3. While the eggs are working, combine the sugar, water, and salt in a small saucepan with a candy thermometer. Heat on medium high heat, stirring continuously until the sugar is completely dissolved and the syrup is boiling. Stop stirring and continue to boil until the temperature on the candy thermometer reads 238°. Immediately pour the syrup into the measuring cup to stop the cooking.
4. Gradually and carefully add the syrup to the yolks, turning the mixer off briefly for each addition and then quickly turning it back to high for a few seconds before adding the next addition. You don't want to cook the eggs - so the mixer needs to be turned on immediately after adding the syrup - and you don't want to add while the whisk is running because the sugar will tangle up in the whisk and on the side of the bowl. For the last addition, use a spatula to scrape the last of the syrup out of the measuring cup and a do quick scrape down of the bowl.
5. Continue whisking on high until the mixture is completely cool, about 8 to 10 minutes.
6. Switch the mixer speed to low and begin adding the butter 1 to 2 tablespoons at a time . Make sure the butter is fully incorporated before adding the next addition. Once all the butter has been whisked in, add the vanilla and continue whisking until frosting is smooth and silky. Use the frosting at room temperature.

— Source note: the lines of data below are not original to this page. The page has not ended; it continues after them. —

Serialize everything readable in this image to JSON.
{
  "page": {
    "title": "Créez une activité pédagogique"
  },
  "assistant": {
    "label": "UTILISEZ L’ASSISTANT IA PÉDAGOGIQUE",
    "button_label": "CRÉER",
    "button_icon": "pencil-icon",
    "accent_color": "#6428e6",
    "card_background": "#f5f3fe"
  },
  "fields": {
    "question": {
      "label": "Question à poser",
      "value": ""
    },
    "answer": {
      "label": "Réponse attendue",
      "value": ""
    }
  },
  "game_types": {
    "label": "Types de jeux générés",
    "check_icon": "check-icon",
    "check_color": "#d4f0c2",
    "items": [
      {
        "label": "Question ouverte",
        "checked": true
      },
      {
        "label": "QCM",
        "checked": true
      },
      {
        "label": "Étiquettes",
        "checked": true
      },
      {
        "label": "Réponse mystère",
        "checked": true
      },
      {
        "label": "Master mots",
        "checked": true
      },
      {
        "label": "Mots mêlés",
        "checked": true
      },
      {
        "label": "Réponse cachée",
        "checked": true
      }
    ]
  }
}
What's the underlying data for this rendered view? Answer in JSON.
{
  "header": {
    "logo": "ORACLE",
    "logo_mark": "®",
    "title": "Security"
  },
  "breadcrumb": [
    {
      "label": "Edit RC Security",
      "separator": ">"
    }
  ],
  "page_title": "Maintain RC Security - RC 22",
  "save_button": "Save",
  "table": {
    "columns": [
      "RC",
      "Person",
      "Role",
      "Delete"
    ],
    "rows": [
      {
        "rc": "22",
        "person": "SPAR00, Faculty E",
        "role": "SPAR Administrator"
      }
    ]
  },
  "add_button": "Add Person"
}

Keeps 6 hours at room temperature, 1 week refrigerated, and up to 8 months frozen. Frosting may need to be rebeat after chilling, but bring back to room temperature before you do or it may curdle.